There's nothing but prayer and penance and fasting left to us, is there?

You will need strength and courage, and neither is possible to a fasting body.

They had done penance enough, fasting and waiting and standing all day long.

He is an invalid, and is quite exhausted with fasting and fatigue.

Her eyes were overlarge from fasting as they hung on the face of the big captain.

I have made this anniversary a day of fasting for many a year back.

There's eight or nine at laste, and it is'nt fresh and fasting either they are.

When he was not fasting, none but the plainest food passed his lips.

WORD ORIGIN

Old English fæst "firmly fixed, steadfast, secure, enclosed," probably from Proto-Germanic *fastuz (cf. Old Frisian fest, Old Norse fastr, Dutch vast, German fest), from PIE root *past- "firm" (cf. Sanskrit pastyam "dwelling place").
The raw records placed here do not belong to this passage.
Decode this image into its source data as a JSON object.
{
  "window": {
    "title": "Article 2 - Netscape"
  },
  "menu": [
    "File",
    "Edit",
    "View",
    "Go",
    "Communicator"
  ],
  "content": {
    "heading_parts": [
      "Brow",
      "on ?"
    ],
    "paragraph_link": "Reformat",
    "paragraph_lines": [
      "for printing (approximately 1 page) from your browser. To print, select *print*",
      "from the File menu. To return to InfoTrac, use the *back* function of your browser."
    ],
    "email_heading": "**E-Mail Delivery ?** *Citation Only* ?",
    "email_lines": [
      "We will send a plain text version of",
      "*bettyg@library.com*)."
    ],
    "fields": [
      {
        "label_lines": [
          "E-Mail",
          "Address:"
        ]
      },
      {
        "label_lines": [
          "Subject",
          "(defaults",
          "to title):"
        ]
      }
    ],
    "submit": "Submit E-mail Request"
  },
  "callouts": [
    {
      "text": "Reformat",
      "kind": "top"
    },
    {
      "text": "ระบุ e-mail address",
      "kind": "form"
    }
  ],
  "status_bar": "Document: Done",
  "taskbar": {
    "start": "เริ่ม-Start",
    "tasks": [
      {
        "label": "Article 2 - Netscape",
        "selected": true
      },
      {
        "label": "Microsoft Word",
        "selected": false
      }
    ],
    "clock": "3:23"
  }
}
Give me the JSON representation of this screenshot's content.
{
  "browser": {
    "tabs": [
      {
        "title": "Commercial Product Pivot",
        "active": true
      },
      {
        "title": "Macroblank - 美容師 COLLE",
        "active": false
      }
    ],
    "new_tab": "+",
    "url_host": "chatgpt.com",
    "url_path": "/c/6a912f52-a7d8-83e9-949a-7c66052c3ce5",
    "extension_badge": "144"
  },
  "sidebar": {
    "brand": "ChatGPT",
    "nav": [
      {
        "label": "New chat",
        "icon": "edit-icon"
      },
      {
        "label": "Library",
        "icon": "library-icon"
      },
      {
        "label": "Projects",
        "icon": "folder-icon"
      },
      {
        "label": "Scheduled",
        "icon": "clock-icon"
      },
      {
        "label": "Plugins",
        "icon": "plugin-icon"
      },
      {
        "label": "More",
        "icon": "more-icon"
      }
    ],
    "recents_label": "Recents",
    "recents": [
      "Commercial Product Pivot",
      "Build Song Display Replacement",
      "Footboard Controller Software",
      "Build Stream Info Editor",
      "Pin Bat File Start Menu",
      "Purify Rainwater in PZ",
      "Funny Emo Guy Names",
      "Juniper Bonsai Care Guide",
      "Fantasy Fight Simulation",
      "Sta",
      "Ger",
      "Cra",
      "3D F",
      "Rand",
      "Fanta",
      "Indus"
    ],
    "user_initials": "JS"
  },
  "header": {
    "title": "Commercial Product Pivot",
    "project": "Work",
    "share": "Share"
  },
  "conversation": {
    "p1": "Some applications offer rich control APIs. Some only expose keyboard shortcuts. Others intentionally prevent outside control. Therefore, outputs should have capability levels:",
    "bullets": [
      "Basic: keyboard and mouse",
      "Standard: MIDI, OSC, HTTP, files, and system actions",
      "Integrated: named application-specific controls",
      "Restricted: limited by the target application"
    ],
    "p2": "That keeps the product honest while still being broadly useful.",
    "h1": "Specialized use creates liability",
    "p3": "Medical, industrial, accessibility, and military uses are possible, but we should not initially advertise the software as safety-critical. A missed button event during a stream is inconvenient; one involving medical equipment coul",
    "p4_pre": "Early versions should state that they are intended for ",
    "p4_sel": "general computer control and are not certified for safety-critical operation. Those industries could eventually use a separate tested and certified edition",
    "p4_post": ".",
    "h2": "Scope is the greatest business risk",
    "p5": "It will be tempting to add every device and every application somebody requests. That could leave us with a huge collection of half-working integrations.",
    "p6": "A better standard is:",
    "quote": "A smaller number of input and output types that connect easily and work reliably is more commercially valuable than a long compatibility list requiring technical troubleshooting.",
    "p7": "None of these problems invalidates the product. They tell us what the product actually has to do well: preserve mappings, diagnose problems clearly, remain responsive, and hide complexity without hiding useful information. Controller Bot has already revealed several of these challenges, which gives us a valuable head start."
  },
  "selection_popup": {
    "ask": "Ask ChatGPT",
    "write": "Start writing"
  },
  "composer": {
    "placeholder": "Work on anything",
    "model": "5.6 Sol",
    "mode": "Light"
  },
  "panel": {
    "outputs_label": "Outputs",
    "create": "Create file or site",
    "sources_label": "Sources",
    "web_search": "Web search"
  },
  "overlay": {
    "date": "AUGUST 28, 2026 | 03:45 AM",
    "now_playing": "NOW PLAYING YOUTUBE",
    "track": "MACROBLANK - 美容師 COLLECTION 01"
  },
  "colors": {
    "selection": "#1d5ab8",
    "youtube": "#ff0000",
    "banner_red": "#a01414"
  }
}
The adverb meaning "quickly, swiftly" was perhaps in Old English, or from Old Norse fast, either way developing from the sense of "firmly, strongly, vigorously" (cf. to run hard means to run fast; also compare fast asleep), or perhaps from the notion of a runner who "sticks" close to whatever he is chasing.

The sense of "living an unrestrained life" (usually of women) is from 1746 (fast living is from 1745). Fast buck recorded from 1947; fast food is first attested 1951. Fast-forward first recorded 1948. Fast lane is by 1966; the fast track originally was in horse-racing (1934); figurative sense by 1960s. To fast talk someone (v.) is recorded by 1946.

MORE RELATED WORDS FOR FASTING

calorie counting

verbwatching one's calories

fast

nounabstention from eating
Roget's 21st Century Thesaurus, Third Edition Copyright © 2013 by the Philip Lief Group.